ENTAL may be the film that reunited Australian director PJ Hogan with his Muriel’s Wedding co-star Toni Collette, but it’s also expected to make the career of Logan teen Lily Sullivan.
The Carbrook 18-year-old plays Coral, the eldest of five Moochmore siblings who wonder if they aren’t all, perhaps, a little mad during a summer adventure described by Hogan as The Sound of Music on acid.
Dad Barry (Anthony LaPaglia) is a local councillor with ambitions to become the mayor, mum has been committed to a psychiatric unit and the Moochmore daughters have been left in the care of an eccentric hitcher called Shaz (Toni Collette).
Sullivan was studying drama at high school when she landed the role, her first professional gig.
‘‘My first real job, my first audition,’’ she laughs. ‘‘I thought I’d have a go to see how the process worked.’’
Sullivan had never imagined she’d cut her acting teeth in a film directed by the maker of films including Peter Pan and My Best Friend’s Wedding, nor alongside names like Collette, LaPaglia and Rebecca Gibney.
‘‘Nervous? In the early days I’d get so tense my face would twitch when the cameras got close,’’ she laughs.
The best lesson she learned from her more experienced co-stars was to let go, relax and trust in herself and her director Hogan.
‘‘PJ was there with an answer to any question I could come up with, though in cases where there wasn’t a case of serious confusion, he was more likely to offer guidance and let me figure it out for myself,’’ she says. ‘‘He takes you to places you don’t think you can go.’’ Sullivan is referring specifically to one challenging scene, filmed with Collette in a car, the characters involved in a raging row.
‘‘We filmed that scene in the car on my 18th birthday. I mean, how crazy it that?’’ Sullivan laughs.
‘‘Working with her was at first just plain intimidating. She’s such a strong presence, an absolutely awesome woman. She’s also unbelievably kind – imagine someone with her experience and talent working alongside someone like me, who is learning on the job as we go along.’’
Awkward is another uncomfortable emotion Sullivan had to learn to channel for the role.
‘‘It’s not the easiest thing to let yourself go . . . not without it looking fake or slapstick,’’ she says.
Nor does the word begin to describe the scenario that surrounded Sullivan’s first on-screen kiss, filmed the same day same day she met Neighbours favourite Sam Clark.
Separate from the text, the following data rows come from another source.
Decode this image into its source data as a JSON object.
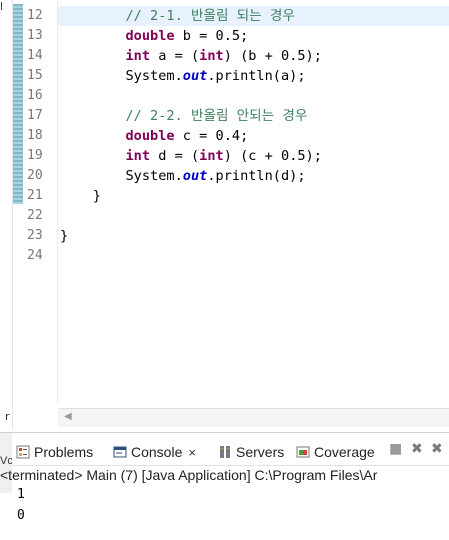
{
  "editor": {
    "line_numbers": [
      "12",
      "13",
      "14",
      "15",
      "16",
      "17",
      "18",
      "19",
      "20",
      "21",
      "22",
      "23",
      "24"
    ],
    "lines": [
      [
        {
          "t": "        "
        },
        {
          "t": "// 2-1. 반올림 되는 경우",
          "c": "cm"
        }
      ],
      [
        {
          "t": "        "
        },
        {
          "t": "double",
          "c": "kw"
        },
        {
          "t": " b = 0.5;"
        }
      ],
      [
        {
          "t": "        "
        },
        {
          "t": "int",
          "c": "kw"
        },
        {
          "t": " a = ("
        },
        {
          "t": "int",
          "c": "kw"
        },
        {
          "t": ") (b + 0.5);"
        }
      ],
      [
        {
          "t": "        System."
        },
        {
          "t": "out",
          "c": "st"
        },
        {
          "t": ".println(a);"
        }
      ],
      [
        {
          "t": ""
        }
      ],
      [
        {
          "t": "        "
        },
        {
          "t": "// 2-2. 반올림 안되는 경우",
          "c": "cm"
        }
      ],
      [
        {
          "t": "        "
        },
        {
          "t": "double",
          "c": "kw"
        },
        {
          "t": " c = 0.4;"
        }
      ],
      [
        {
          "t": "        "
        },
        {
          "t": "int",
          "c": "kw"
        },
        {
          "t": " d = ("
        },
        {
          "t": "int",
          "c": "kw"
        },
        {
          "t": ") (c + 0.5);"
        }
      ],
      [
        {
          "t": "        System."
        },
        {
          "t": "out",
          "c": "st"
        },
        {
          "t": ".println(d);"
        }
      ],
      [
        {
          "t": "    }"
        }
      ],
      [
        {
          "t": ""
        }
      ],
      [
        {
          "t": "}"
        }
      ],
      [
        {
          "t": ""
        }
      ]
    ],
    "left_strip_top": "l",
    "left_strip_mark": "r"
  },
  "panel": {
    "tabs": [
      {
        "name": "tab-problems",
        "label": "Problems",
        "icon": "problems-icon"
      },
      {
        "name": "tab-console",
        "label": "Console",
        "icon": "console-icon",
        "close": "×"
      },
      {
        "name": "tab-servers",
        "label": "Servers",
        "icon": "servers-icon"
      },
      {
        "name": "tab-coverage",
        "label": "Coverage",
        "icon": "coverage-icon"
      }
    ],
    "left_mark": "Vc",
    "status": "<terminated> Main (7) [Java Application] C:\\Program Files\\Ar",
    "output": [
      "1",
      "0"
    ]
  },
  "colors": {
    "keyword": "#7f0055",
    "comment": "#3f7f5f",
    "static_field": "#0000c0",
    "current_line": "#e8f2fe",
    "line_number": "#787878"
  }
}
In Mental, Clark plays Trout, Coral’s guitar-playing lifesaver buddy and love interest.
‘‘We’re sort of laughing and then we fall back and he’s kissing me,’’ says Sullivan. ‘‘He sort of landed on my hair and I was sort of moving to get free. Then he moved, then I head butted him. It must have hurt. It stopped the scene completely.
‘‘Everyone collected themselves and got ready to go again and then PJ was like: ‘‘I’m sorry to say this guys, but I need you to headbutt in every take from now on.
‘‘I lost count of how many time we banged heads. Five? More? I don’t know.’’
Toni Collette and Lily Sullivan in a scene from